__Assigned task__. Return the lines below in which the string "giới" occurs.

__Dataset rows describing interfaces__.
◆ ◆ ◆ ◆ ◆

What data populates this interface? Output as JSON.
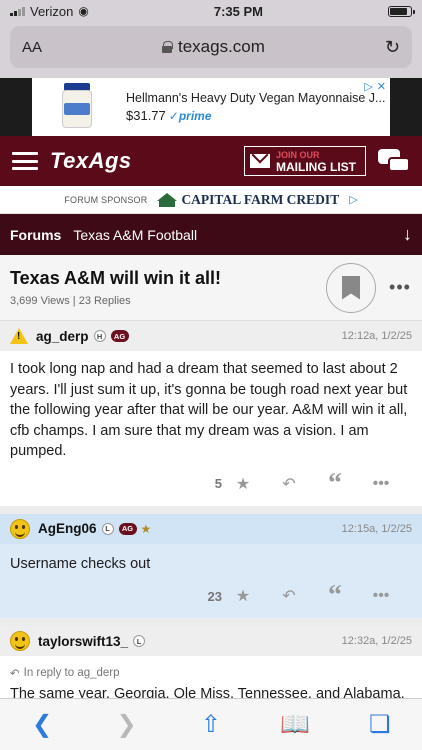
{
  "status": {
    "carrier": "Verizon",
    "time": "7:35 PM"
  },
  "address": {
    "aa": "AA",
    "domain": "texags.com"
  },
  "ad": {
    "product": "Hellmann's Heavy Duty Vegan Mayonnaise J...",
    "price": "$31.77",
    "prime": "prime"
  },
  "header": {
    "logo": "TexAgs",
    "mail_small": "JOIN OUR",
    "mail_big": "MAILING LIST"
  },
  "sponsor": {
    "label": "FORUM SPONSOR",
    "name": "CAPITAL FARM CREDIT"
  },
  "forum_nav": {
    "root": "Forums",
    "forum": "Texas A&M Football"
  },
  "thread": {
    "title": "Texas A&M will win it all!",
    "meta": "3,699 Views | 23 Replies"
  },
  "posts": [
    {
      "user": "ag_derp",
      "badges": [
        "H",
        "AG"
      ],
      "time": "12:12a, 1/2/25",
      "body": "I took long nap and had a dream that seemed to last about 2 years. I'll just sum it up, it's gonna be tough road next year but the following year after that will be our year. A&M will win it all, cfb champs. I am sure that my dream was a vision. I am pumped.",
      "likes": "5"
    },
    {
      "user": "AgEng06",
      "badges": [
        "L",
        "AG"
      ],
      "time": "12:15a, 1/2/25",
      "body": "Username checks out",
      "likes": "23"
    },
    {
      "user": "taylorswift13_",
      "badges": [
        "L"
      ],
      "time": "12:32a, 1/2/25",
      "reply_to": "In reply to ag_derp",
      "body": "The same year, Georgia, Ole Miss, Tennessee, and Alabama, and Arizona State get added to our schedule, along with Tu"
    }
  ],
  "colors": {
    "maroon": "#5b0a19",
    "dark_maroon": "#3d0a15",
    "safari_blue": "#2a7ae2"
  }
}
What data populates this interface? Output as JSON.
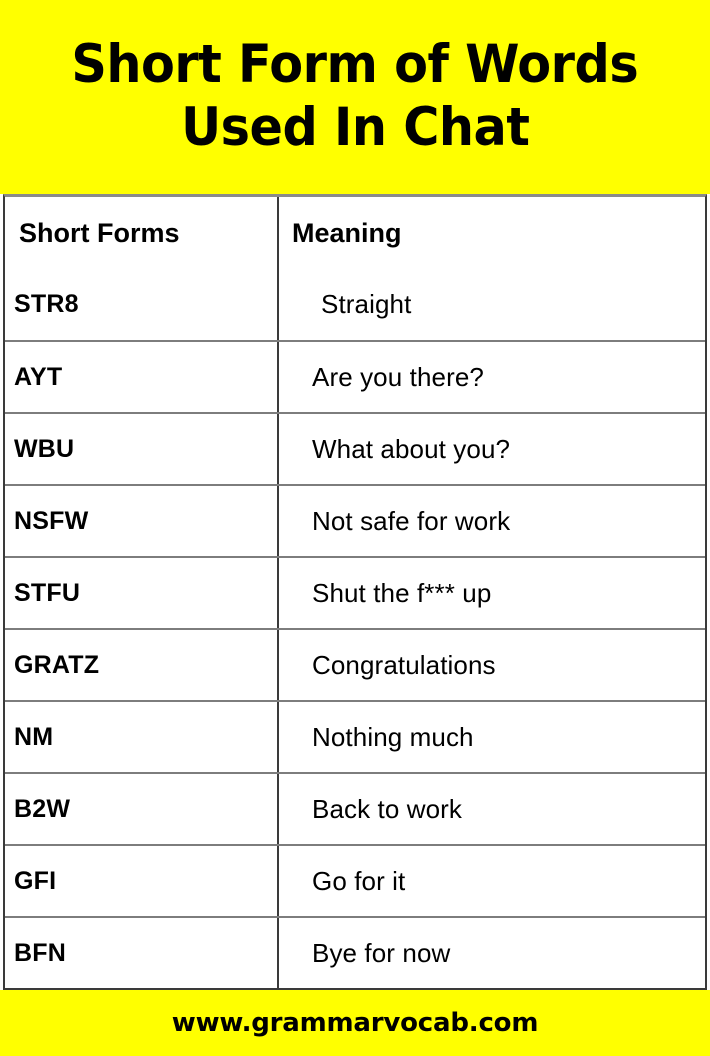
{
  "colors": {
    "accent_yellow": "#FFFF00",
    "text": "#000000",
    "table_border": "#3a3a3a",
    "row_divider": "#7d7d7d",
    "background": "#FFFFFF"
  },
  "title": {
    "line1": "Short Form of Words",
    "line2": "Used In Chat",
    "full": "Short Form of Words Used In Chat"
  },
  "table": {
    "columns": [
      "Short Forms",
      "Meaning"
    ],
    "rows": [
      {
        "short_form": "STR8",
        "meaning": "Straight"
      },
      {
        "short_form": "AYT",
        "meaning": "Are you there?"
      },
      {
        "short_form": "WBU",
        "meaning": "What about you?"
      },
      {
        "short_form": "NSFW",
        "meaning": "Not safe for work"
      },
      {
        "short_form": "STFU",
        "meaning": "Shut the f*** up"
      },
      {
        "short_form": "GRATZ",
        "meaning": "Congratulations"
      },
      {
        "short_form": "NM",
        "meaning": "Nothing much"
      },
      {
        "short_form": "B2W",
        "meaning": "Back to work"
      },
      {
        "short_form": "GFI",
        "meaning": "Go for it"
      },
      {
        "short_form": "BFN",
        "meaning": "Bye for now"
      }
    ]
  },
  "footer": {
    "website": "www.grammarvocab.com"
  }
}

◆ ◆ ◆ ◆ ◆

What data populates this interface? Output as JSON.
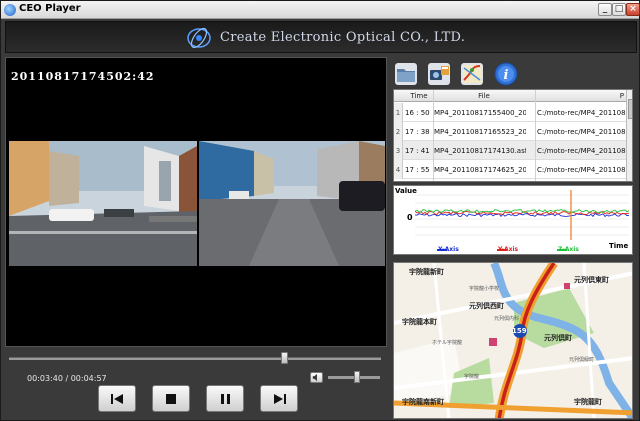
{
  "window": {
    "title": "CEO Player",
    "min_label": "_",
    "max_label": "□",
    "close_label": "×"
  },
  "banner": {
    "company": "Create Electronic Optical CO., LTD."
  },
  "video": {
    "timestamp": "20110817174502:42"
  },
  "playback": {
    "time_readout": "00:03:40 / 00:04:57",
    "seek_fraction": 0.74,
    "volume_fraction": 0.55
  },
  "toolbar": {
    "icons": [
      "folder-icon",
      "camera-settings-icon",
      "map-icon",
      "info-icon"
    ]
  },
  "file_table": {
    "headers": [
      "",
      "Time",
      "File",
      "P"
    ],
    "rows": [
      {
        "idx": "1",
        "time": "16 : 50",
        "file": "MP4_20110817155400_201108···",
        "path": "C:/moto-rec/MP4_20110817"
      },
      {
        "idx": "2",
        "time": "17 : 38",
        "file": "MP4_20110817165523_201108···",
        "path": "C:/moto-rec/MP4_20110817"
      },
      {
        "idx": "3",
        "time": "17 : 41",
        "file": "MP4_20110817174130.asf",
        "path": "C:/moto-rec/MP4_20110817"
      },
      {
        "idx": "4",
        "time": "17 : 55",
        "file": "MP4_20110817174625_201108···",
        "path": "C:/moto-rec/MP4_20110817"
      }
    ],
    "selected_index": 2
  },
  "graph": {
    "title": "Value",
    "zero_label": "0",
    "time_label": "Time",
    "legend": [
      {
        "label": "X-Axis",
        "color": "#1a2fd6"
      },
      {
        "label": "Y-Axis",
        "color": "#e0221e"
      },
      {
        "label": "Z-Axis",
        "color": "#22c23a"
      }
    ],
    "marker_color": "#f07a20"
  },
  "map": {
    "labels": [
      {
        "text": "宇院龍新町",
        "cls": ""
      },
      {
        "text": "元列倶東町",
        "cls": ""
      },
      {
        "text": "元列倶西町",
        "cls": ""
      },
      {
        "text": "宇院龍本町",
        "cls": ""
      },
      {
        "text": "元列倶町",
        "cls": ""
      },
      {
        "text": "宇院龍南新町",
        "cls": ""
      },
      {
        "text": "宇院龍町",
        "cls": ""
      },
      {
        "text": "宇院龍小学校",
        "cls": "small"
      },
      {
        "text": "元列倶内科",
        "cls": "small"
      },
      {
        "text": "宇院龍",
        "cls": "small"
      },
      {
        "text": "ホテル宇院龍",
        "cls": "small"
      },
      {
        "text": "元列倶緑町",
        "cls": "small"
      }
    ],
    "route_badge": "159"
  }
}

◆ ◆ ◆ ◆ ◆

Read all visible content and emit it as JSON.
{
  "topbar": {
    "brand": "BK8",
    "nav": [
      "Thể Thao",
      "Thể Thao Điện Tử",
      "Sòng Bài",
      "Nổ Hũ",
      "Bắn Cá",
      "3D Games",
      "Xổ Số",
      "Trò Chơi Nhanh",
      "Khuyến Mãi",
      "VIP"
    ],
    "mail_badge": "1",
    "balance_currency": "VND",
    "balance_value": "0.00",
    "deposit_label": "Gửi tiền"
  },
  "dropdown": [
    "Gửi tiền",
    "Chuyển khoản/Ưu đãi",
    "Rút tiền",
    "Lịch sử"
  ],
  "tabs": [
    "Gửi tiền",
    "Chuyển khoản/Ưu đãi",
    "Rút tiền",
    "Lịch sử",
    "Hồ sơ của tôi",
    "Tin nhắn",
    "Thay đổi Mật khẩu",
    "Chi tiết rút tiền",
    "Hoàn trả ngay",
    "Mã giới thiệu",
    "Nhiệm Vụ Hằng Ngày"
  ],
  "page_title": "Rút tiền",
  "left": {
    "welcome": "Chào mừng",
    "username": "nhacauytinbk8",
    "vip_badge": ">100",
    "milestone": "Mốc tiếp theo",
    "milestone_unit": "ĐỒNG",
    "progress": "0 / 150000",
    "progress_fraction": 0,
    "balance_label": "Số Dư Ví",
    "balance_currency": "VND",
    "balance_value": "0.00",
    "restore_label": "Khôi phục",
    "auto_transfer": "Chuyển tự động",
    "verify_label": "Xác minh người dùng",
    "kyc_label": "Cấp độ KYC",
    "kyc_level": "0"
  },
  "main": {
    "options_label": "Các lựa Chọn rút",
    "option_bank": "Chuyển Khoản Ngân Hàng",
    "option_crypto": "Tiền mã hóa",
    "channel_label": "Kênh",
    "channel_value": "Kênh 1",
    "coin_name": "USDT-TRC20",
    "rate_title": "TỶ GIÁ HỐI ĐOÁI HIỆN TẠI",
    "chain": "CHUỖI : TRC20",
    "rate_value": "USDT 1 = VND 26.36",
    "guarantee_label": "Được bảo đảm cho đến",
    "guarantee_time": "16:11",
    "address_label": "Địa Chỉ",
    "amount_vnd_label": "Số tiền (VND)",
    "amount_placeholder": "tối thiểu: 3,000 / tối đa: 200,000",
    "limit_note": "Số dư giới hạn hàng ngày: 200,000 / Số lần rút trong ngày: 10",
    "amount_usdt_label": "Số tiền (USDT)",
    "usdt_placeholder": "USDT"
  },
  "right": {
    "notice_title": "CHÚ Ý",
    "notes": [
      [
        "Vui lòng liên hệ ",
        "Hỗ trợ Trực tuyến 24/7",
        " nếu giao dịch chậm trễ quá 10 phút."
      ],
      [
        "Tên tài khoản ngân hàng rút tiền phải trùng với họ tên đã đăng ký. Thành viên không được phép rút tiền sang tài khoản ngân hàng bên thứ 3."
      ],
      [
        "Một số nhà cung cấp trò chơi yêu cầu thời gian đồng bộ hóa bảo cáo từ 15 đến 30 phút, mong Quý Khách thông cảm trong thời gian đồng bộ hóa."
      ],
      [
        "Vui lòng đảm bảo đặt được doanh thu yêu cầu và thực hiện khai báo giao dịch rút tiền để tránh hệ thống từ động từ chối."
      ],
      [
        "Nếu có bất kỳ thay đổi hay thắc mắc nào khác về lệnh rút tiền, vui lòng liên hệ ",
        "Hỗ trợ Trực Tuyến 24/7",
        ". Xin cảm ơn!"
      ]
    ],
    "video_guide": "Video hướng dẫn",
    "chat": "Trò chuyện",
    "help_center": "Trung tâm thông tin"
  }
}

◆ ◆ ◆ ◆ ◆

__Written reply__.
    "Mã giới thiệu",
    "limit_note": "Số dư giới hạn hàng ngày: 200,000 / Số lần rút trong ngày: 10",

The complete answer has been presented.